When it comes to jurors understanding complex evidence, experts can make or break a case. Experts must be able to explain detailed information in juror-friendly terms. The wise attorney will conduct sufficient role-play with the expert prior to trial to assure the expert's ability to communicate testimony simply and effectively.

Focus groups are also helpful to the attorney in deciding whether critical pieces of technical data and forensic information are being presented clearly and in ways the jurors will not have to struggle to understand.

3) Give Emotion Its Just Place

It is tempting, given the fascination for information, to think that technical data and forensic evidence will carry the day. Not so. Attorneys need to keep in mind that decision-making is a two-part process: it starts with emotion and is reinforced by the mind. Jurors do not make decisions based on logic alone. Credible, effective communication of emotion is still key to juror persuasion.

Technical data and forensic information must be presented by the attorney with appropriate emotion that ties it in to the overall interpretation of facts. For example, an impressive video showing how G-forces play a role in an injury from an accident should be presented by the plaintiff's attorney with an underlying emotional concern about what this means for the plaintiff. The video isn't enough. Without the emotion component, the value of the technical information is lost.

In fact, in this case, defense counsel could present information countering the plaintiff's claim with its own underlying emotional tone of consternation - how could so little force cause so much alleged damage?

Even as the use of technology and forensic evidence in the courtroom advances, the human element remains vital.
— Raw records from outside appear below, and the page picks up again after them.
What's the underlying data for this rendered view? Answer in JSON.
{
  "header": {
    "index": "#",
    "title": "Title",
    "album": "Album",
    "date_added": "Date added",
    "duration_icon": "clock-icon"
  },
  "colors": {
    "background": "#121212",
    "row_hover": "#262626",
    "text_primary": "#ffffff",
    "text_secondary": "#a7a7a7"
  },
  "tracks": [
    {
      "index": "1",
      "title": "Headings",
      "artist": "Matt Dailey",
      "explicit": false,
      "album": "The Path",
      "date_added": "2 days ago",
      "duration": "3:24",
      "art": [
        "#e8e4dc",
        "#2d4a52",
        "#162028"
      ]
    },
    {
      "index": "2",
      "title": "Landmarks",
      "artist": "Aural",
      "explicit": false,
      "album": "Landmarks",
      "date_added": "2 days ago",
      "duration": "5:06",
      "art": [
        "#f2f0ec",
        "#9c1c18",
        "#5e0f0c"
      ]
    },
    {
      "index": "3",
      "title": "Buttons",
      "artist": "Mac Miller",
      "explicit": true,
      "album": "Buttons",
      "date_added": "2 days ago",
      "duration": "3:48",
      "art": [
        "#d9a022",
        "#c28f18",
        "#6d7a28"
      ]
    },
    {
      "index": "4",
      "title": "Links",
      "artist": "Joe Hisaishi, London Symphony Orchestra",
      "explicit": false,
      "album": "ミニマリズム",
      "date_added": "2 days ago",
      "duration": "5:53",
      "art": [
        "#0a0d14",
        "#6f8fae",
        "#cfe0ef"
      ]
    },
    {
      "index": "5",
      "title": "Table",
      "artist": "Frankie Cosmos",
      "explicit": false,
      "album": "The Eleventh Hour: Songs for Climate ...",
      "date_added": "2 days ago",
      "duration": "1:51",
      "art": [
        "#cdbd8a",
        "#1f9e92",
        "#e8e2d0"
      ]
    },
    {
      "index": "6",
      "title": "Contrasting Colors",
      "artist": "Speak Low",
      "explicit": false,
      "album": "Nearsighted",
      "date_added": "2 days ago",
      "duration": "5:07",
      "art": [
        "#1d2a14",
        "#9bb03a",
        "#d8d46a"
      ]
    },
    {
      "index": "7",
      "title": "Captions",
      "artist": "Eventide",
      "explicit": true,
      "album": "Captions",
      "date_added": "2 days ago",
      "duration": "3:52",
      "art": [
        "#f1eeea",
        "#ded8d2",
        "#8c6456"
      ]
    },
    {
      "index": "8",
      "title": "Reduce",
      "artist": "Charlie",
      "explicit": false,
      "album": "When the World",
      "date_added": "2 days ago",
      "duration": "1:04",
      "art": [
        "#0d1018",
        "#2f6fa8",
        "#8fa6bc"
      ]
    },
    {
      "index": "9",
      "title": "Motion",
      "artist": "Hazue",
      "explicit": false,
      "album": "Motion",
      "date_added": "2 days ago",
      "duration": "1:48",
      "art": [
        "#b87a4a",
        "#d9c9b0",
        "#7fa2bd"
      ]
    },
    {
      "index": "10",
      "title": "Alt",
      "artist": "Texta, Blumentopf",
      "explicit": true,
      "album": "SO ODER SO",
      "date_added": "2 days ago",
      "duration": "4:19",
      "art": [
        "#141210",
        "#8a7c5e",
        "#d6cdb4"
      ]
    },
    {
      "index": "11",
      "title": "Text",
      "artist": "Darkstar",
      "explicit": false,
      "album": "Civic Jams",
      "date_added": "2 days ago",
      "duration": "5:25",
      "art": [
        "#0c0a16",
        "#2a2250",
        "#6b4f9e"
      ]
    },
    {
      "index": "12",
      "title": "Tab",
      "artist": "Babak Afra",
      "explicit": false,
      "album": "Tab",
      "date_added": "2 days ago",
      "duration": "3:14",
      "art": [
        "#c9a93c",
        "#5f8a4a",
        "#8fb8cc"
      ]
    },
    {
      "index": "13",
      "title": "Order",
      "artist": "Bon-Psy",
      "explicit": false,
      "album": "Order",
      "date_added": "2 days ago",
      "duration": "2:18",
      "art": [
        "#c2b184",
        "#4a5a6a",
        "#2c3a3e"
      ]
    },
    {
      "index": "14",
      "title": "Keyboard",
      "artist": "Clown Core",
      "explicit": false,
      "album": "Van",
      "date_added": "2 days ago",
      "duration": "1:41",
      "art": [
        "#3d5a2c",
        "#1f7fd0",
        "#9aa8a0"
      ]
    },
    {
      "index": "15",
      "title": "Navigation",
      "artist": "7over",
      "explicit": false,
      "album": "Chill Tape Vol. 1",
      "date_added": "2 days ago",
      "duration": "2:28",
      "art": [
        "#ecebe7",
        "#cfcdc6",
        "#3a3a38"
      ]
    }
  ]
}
We are still a people made up of varying emotions and personal experiences. These elements eventually lead to the ultimate decision in the deliberation room. For all the advances we have made and will continue to make in the sophisticated presentation of complex evidence, trial attorneys should never forget the need to present the human side of every case.

About the author: Noelle C. Nelson, Ph.D., is a trial consultant who provides trial/jury strategy, witness preparation and focus groups for attorneys. Her published works include "A Winning Case" (Prentice Hall), "Connecting With Your Client" (American Bar Association), "The Power of Appreciation in Business" (MindLab Publishing), and the booklet, "101 Winning Tips: How to Give a Good Deposition and Testify Well in Court.",